The King’s Speech

(Weinstein) Colin Firth, Geoffrey Rush, Helena Bonham Carter, Guy Pearce. Although most people are familiar with the current English monarch, not many Americans know much about her father who ruled before her. Even fewer know that he was afflicted with a terrible stammer. Desperate to conquer this impediment, he seeks out an Australian speech therapist with unusual methods. The two race against time to give the King of England a voice as the country is swept into World War II. This is considered one of the odds-on favorites at Oscar time.

See the trailer, interviews, promos and clips here.

For more on the movie this is the website.

Release formats: Standard

Genre: Historical Drama

Rating: R (for some language)

Rare Exports: A Christmas Tale

(Oscilloscope Laboratories) Tommi Korpela, Per Christian Ellefsen, Jorma Tomilla, Jonathan Hutchings. A Finnish archaeological team digs up Santa Claus – the real one…and he’s nothing like any of the legends say. As the local children begin to turn up missing, an enterprising reindeer hunter and his son bag Santa and try to sell him back to the CEO of the multinational corporation sponsoring the dig. However, nobody thought of the elves who will stop at nothing to get jolly St. Nick back. This is what I call holiday entertainment.

See the trailer here.

For more on the movie this is the website.

Release formats: Standard

Genre: Fantasy/Comedy/Horror

Rating: R (for some nudity and language)

Tees Maar Khan

(Hari Om) Akshay Kumar, Katrina Kaif, Sanjay Dutt (voice), Anil Kapoor. The greatest criminal in all of India – indeed, in all of the world – is given an impossible job; to steal a load of priceless antiquities from a moving train. It will take all his skills, the unwilling help of his actress girlfriend and the participation of a vain but stupid Bollywood star to help Khan and his crew pull this one off.

See the trailer here.

For more on the movie this is the website.

Release formats: Standard

Genre: Heist Comedy

Rating: NR

True Grit

(Paramount) Jeff Bridges, Matt Damon, Josh Brolin, Hailee Steinfeld. The Coen Brothers take on not so much the 1969 Oscar-winning John Wayne movie but the Charles Portis novel that inspired it. 14-year-old Mattie Ross seeks to bring to justice Tom Chaney, the man who shot her father down in cold blood. To that end she recruits Rooster Cogburn, a mean drunken U.S. Marshall who shoots first and then forgets to ask the questions later.
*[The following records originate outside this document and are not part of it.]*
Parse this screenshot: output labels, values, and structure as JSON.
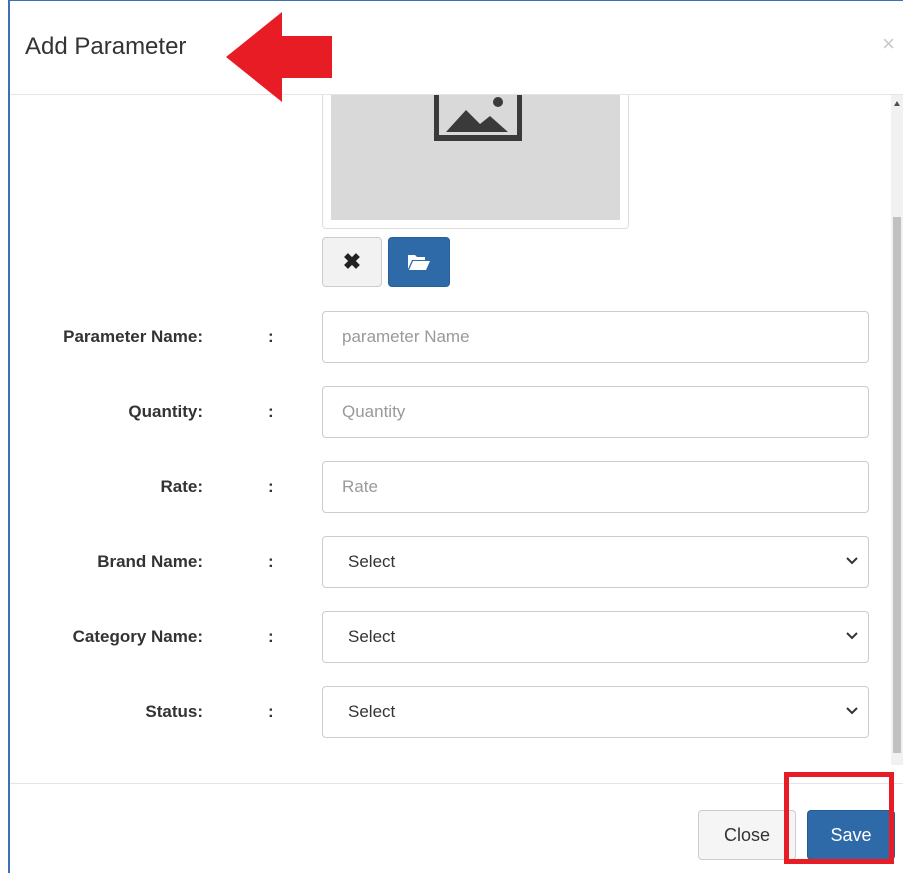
{
  "modal": {
    "title": "Add Parameter",
    "close_symbol": "×"
  },
  "image_upload": {
    "placeholder_icon": "image-placeholder-icon",
    "remove_icon": "times-icon",
    "remove_symbol": "✖",
    "browse_icon": "folder-open-icon"
  },
  "form": {
    "colon": ":",
    "parameter_name": {
      "label": "Parameter Name:",
      "placeholder": "parameter Name",
      "value": ""
    },
    "quantity": {
      "label": "Quantity:",
      "placeholder": "Quantity",
      "value": ""
    },
    "rate": {
      "label": "Rate:",
      "placeholder": "Rate",
      "value": ""
    },
    "brand_name": {
      "label": "Brand Name:",
      "selected": "Select"
    },
    "category_name": {
      "label": "Category Name:",
      "selected": "Select"
    },
    "status": {
      "label": "Status:",
      "selected": "Select"
    }
  },
  "footer": {
    "close_label": "Close",
    "save_label": "Save"
  },
  "annotations": {
    "arrow_color": "#e81c24",
    "highlight_color": "#e81c24"
  },
  "colors": {
    "primary": "#2f6aa8",
    "frame": "#3f6fb5"
  }
}
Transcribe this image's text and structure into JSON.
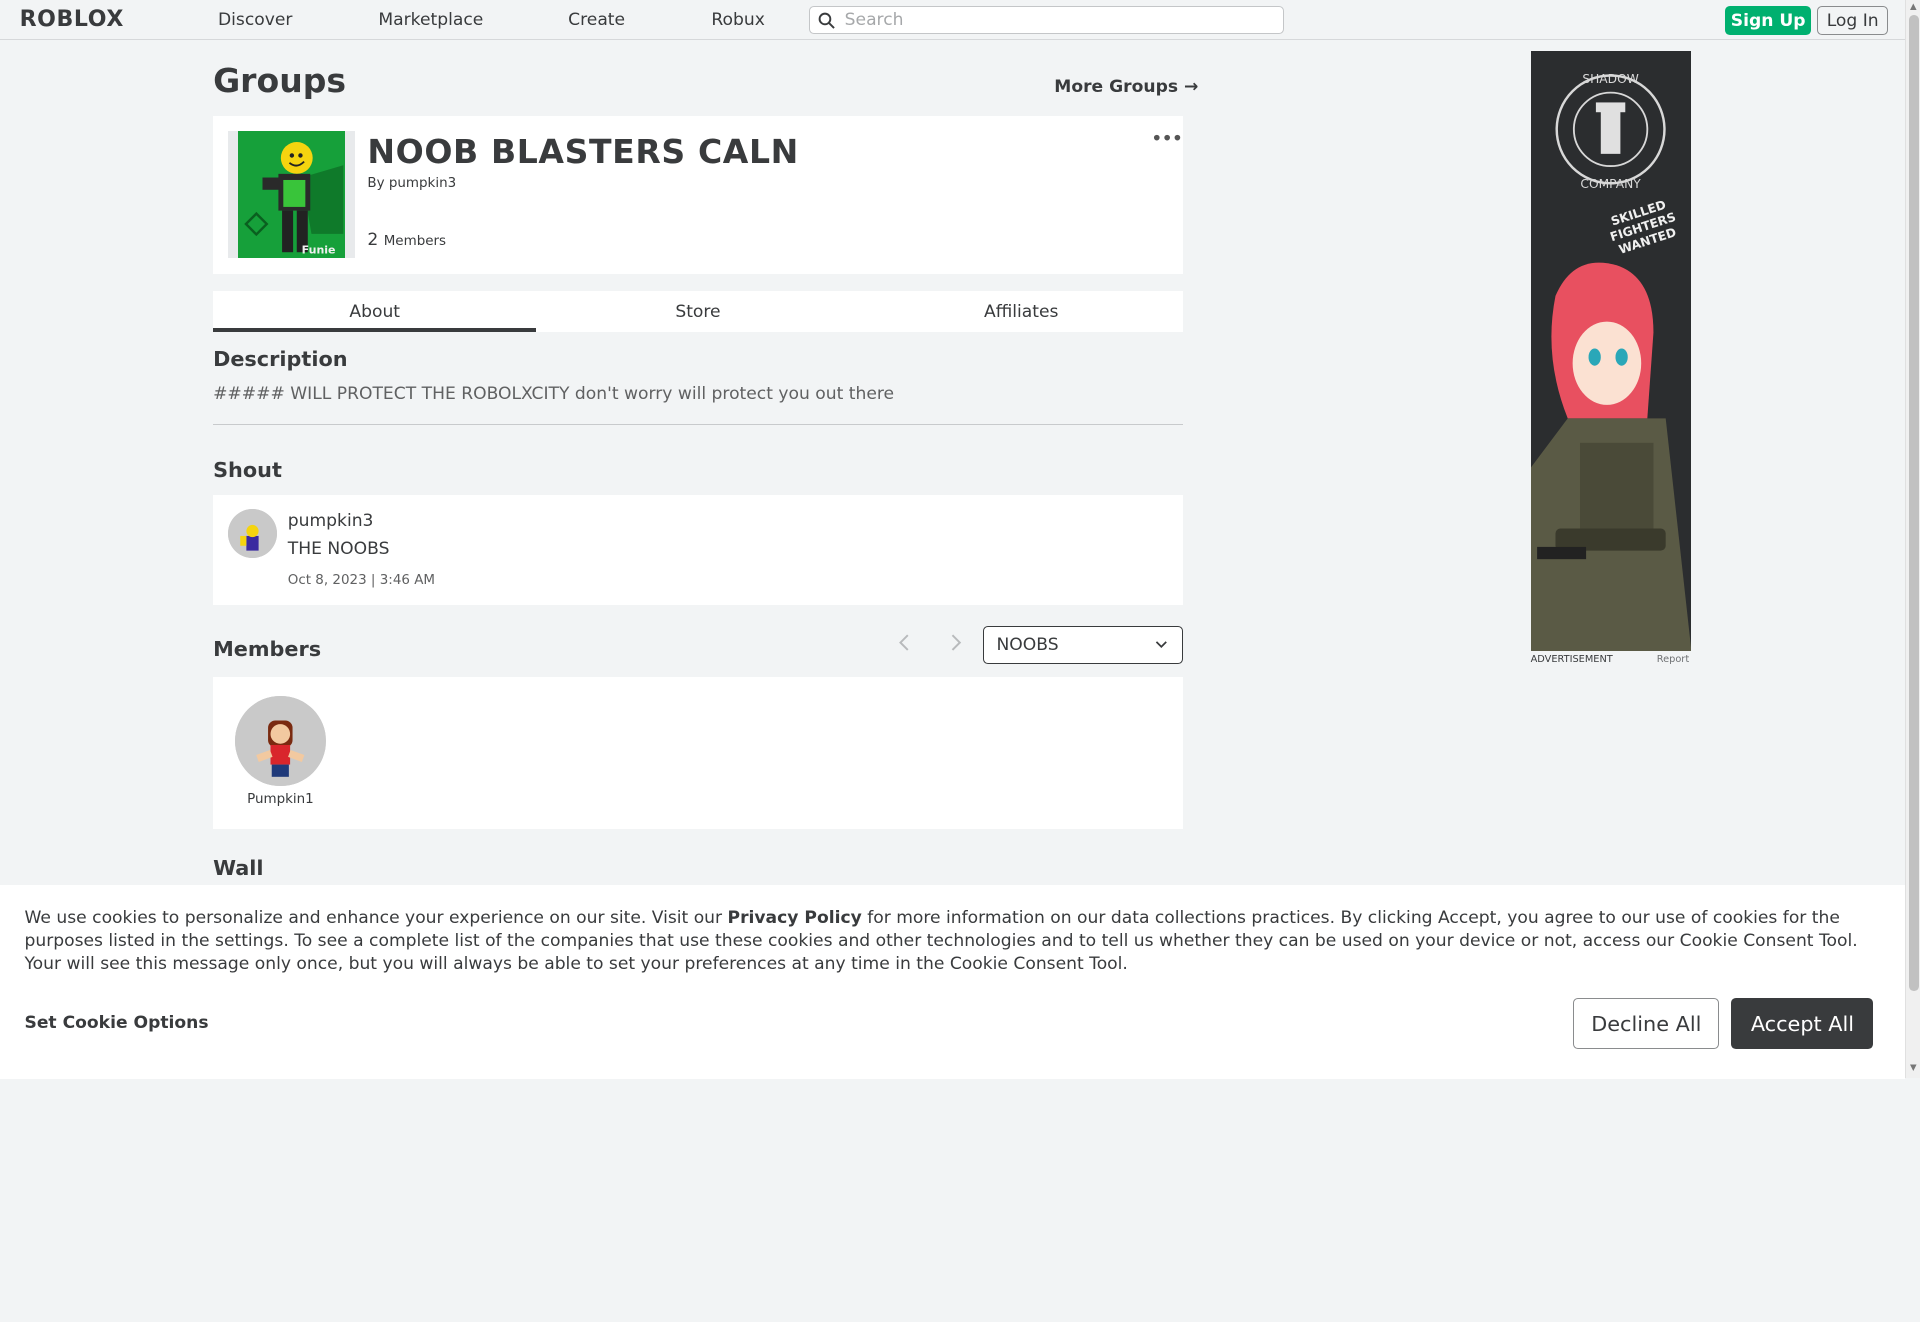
{
  "header": {
    "logo": "RΟBLOX",
    "nav": [
      "Discover",
      "Marketplace",
      "Create",
      "Robux"
    ],
    "search_placeholder": "Search",
    "signup": "Sign Up",
    "login": "Log In"
  },
  "page": {
    "title": "Groups",
    "more_groups": "More Groups →"
  },
  "group": {
    "name": "NOOB BLASTERS CALN",
    "by_prefix": "By",
    "owner": "pumpkin3",
    "member_count": "2",
    "members_label": "Members",
    "emblem_caption": "Funie"
  },
  "tabs": [
    "About",
    "Store",
    "Affiliates"
  ],
  "description": {
    "title": "Description",
    "text": "##### WILL PROTECT THE ROBOLXCITY don't worry will protect you out there"
  },
  "shout": {
    "title": "Shout",
    "user": "pumpkin3",
    "text": "THE NOOBS",
    "date": "Oct 8, 2023 | 3:46 AM"
  },
  "members": {
    "title": "Members",
    "role_selected": "NOOBS",
    "list": [
      {
        "name": "Pumpkin1"
      }
    ]
  },
  "wall": {
    "title": "Wall"
  },
  "ad": {
    "label": "ADVERTISEMENT",
    "report": "Report",
    "brand_top": "SHADOW",
    "brand_bottom": "COMPANY",
    "tagline_1": "SKILLED",
    "tagline_2": "FIGHTERS",
    "tagline_3": "WANTED"
  },
  "cookie": {
    "text_1": "We use cookies to personalize and enhance your experience on our site. Visit our ",
    "privacy_link": "Privacy Policy",
    "text_2": " for more information on our data collections practices. By clicking Accept, you agree to our use of cookies for the purposes listed in the settings. To see a complete list of the companies that use these cookies and other technologies and to tell us whether they can be used on your device or not, access our Cookie Consent Tool. Your will see this message only once, but you will always be able to set your preferences at any time in the Cookie Consent Tool.",
    "set_options": "Set Cookie Options",
    "decline": "Decline All",
    "accept": "Accept All"
  },
  "colors": {
    "signup": "#00b06f",
    "accept": "#393b3d",
    "background": "#f2f4f5"
  }
}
They are joined by a vain Texas Ranger who has his own agenda.

See the trailer, promos and interviews here.

For more on the movie this is the website.

Release formats: Standard

Genre: Western

Rating: PG-13 (for intense sequences of Western violence including disturbing images)